> _Provided data_:

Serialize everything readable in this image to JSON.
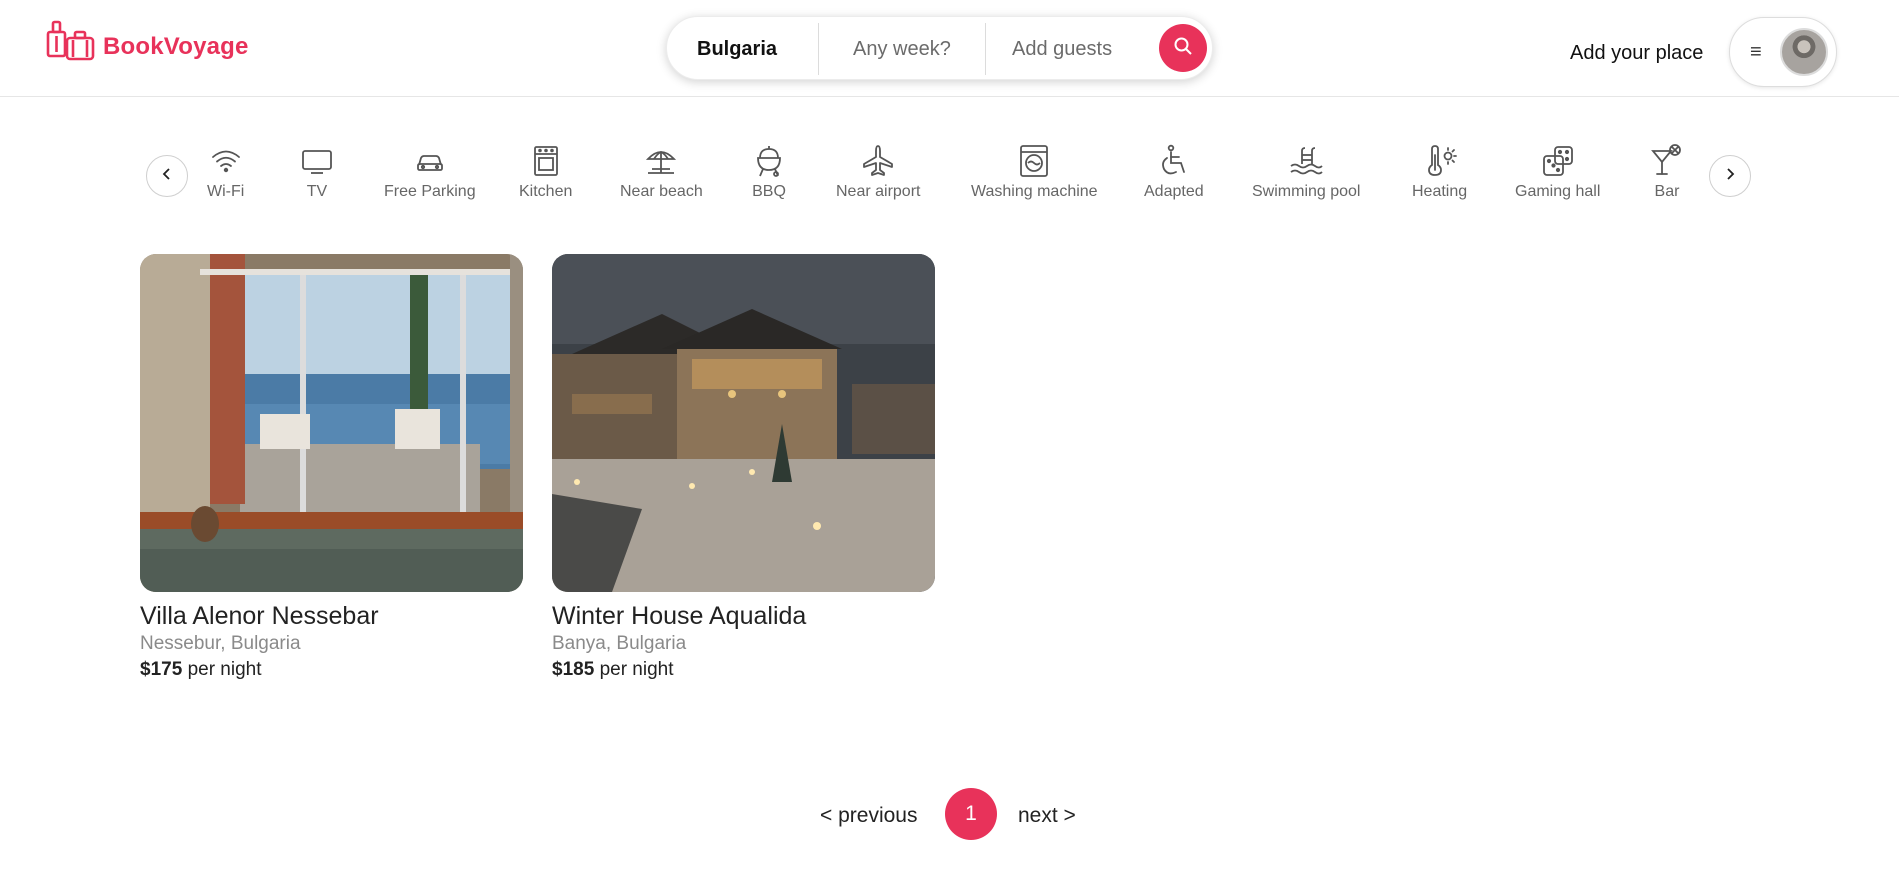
{
  "brand": {
    "name": "BookVoyage",
    "color": "#e8325a",
    "logo_icon": "suitcase-icon"
  },
  "search": {
    "location": "Bulgaria",
    "week_placeholder": "Any week?",
    "guests_placeholder": "Add guests",
    "button_icon": "search-icon"
  },
  "header": {
    "add_place": "Add your place",
    "menu_icon": "hamburger-icon"
  },
  "amenities": [
    {
      "label": "Wi-Fi",
      "icon": "wifi-icon"
    },
    {
      "label": "TV",
      "icon": "tv-icon"
    },
    {
      "label": "Free Parking",
      "icon": "car-icon"
    },
    {
      "label": "Kitchen",
      "icon": "oven-icon"
    },
    {
      "label": "Near beach",
      "icon": "beach-umbrella-icon"
    },
    {
      "label": "BBQ",
      "icon": "grill-icon"
    },
    {
      "label": "Near airport",
      "icon": "airplane-icon"
    },
    {
      "label": "Washing machine",
      "icon": "washing-machine-icon"
    },
    {
      "label": "Adapted",
      "icon": "wheelchair-icon"
    },
    {
      "label": "Swimming pool",
      "icon": "pool-icon"
    },
    {
      "label": "Heating",
      "icon": "thermometer-icon"
    },
    {
      "label": "Gaming hall",
      "icon": "dice-icon"
    },
    {
      "label": "Bar",
      "icon": "cocktail-icon"
    }
  ],
  "listings": [
    {
      "title": "Villa Alenor Nessebar",
      "location": "Nessebur, Bulgaria",
      "price": "$175",
      "price_suffix": "per night"
    },
    {
      "title": "Winter House Aqualida",
      "location": "Banya, Bulgaria",
      "price": "$185",
      "price_suffix": "per night"
    }
  ],
  "pagination": {
    "previous": "< previous",
    "current": "1",
    "next": "next >"
  }
}
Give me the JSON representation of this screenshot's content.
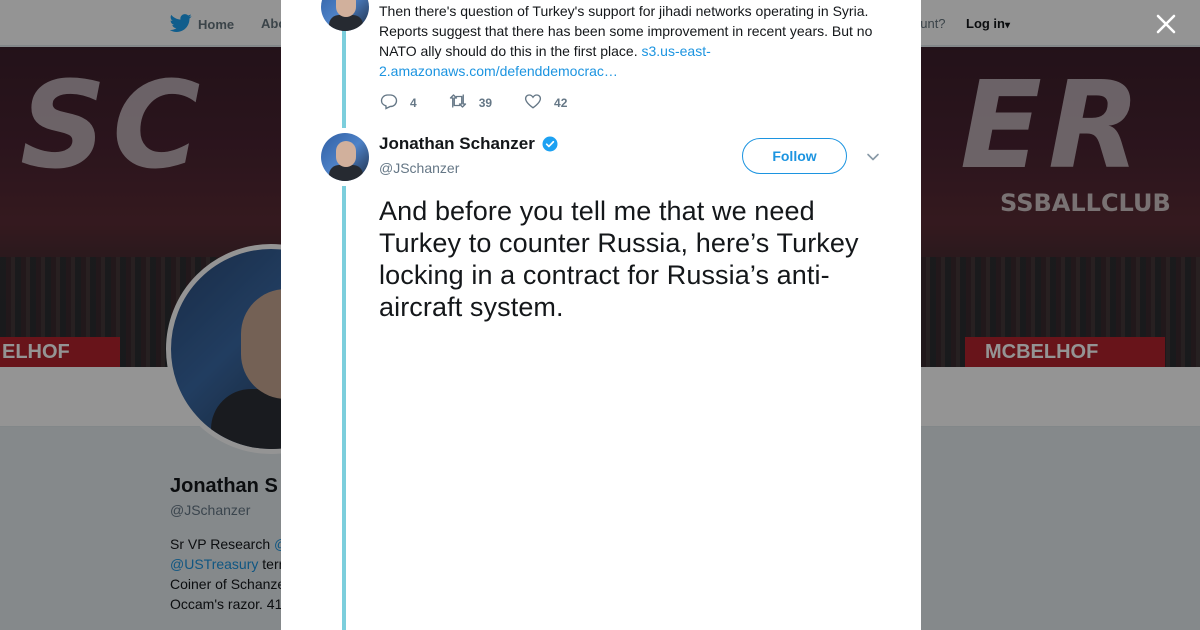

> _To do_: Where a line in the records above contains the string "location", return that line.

> _Answer area_:
    "location": "Bulgaria",
      "location": "Nessebur, Bulgaria",
      "location": "Banya, Bulgaria",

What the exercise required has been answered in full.